■ Directions
This task calls for copying every line in the data below that contains the word "Allow".

★ ★ ★ ★ ★ ★ ★

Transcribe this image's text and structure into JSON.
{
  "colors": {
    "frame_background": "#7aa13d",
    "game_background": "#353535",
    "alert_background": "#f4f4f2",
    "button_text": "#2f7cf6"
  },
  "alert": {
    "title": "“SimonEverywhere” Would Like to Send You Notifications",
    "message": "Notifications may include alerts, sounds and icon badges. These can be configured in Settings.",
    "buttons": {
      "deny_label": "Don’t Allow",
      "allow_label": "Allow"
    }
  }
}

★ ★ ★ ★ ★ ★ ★

■ Solution below
      "deny_label": "Don’t Allow",
      "allow_label": "Allow"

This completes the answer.